[Items from an interface collection]

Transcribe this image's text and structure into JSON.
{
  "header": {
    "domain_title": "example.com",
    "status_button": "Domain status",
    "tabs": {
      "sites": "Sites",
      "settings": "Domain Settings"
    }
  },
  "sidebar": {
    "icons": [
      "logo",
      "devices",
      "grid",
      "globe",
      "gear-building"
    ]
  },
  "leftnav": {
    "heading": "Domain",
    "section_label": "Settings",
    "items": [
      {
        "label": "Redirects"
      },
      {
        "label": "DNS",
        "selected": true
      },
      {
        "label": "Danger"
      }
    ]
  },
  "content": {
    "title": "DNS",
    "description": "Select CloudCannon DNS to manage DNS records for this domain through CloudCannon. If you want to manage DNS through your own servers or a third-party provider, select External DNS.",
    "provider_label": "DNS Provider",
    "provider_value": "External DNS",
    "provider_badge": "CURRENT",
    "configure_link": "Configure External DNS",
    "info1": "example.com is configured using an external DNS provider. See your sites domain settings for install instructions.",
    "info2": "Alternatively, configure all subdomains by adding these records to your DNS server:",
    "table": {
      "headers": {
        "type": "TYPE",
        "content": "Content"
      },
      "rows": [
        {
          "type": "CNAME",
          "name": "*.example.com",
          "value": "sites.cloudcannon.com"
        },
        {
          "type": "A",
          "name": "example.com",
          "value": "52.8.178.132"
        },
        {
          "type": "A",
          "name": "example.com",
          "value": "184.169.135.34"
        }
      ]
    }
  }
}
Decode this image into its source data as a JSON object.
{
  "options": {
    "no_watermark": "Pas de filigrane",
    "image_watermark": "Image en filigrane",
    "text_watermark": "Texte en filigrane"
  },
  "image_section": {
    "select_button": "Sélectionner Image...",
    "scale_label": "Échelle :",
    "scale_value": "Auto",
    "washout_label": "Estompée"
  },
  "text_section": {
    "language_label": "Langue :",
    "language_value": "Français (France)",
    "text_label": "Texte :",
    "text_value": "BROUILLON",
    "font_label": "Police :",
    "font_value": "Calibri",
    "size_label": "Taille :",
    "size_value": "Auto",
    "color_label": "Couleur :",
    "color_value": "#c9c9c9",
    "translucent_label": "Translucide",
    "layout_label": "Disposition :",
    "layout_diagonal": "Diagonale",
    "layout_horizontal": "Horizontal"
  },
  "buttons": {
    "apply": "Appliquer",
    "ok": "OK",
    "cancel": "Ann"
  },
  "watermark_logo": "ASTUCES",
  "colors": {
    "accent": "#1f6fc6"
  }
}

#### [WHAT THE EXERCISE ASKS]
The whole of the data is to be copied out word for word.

#### [OUTPUT]
Transcribe this image's text and structure into JSON.
{
  "header": {
    "domain_title": "example.com",
    "status_button": "Domain status",
    "tabs": {
      "sites": "Sites",
      "settings": "Domain Settings"
    }
  },
  "sidebar": {
    "icons": [
      "logo",
      "devices",
      "grid",
      "globe",
      "gear-building"
    ]
  },
  "leftnav": {
    "heading": "Domain",
    "section_label": "Settings",
    "items": [
      {
        "label": "Redirects"
      },
      {
        "label": "DNS",
        "selected": true
      },
      {
        "label": "Danger"
      }
    ]
  },
  "content": {
    "title": "DNS",
    "description": "Select CloudCannon DNS to manage DNS records for this domain through CloudCannon. If you want to manage DNS through your own servers or a third-party provider, select External DNS.",
    "provider_label": "DNS Provider",
    "provider_value": "External DNS",
    "provider_badge": "CURRENT",
    "configure_link": "Configure External DNS",
    "info1": "example.com is configured using an external DNS provider. See your sites domain settings for install instructions.",
    "info2": "Alternatively, configure all subdomains by adding these records to your DNS server:",
    "table": {
      "headers": {
        "type": "TYPE",
        "content": "Content"
      },
      "rows": [
        {
          "type": "CNAME",
          "name": "*.example.com",
          "value": "sites.cloudcannon.com"
        },
        {
          "type": "A",
          "name": "example.com",
          "value": "52.8.178.132"
        },
        {
          "type": "A",
          "name": "example.com",
          "value": "184.169.135.34"
        }
      ]
    }
  }
}
Decode this image into its source data as a JSON object.
{
  "options": {
    "no_watermark": "Pas de filigrane",
    "image_watermark": "Image en filigrane",
    "text_watermark": "Texte en filigrane"
  },
  "image_section": {
    "select_button": "Sélectionner Image...",
    "scale_label": "Échelle :",
    "scale_value": "Auto",
    "washout_label": "Estompée"
  },
  "text_section": {
    "language_label": "Langue :",
    "language_value": "Français (France)",
    "text_label": "Texte :",
    "text_value": "BROUILLON",
    "font_label": "Police :",
    "font_value": "Calibri",
    "size_label": "Taille :",
    "size_value": "Auto",
    "color_label": "Couleur :",
    "color_value": "#c9c9c9",
    "translucent_label": "Translucide",
    "layout_label": "Disposition :",
    "layout_diagonal": "Diagonale",
    "layout_horizontal": "Horizontal"
  },
  "buttons": {
    "apply": "Appliquer",
    "ok": "OK",
    "cancel": "Ann"
  },
  "watermark_logo": "ASTUCES",
  "colors": {
    "accent": "#1f6fc6"
  }
}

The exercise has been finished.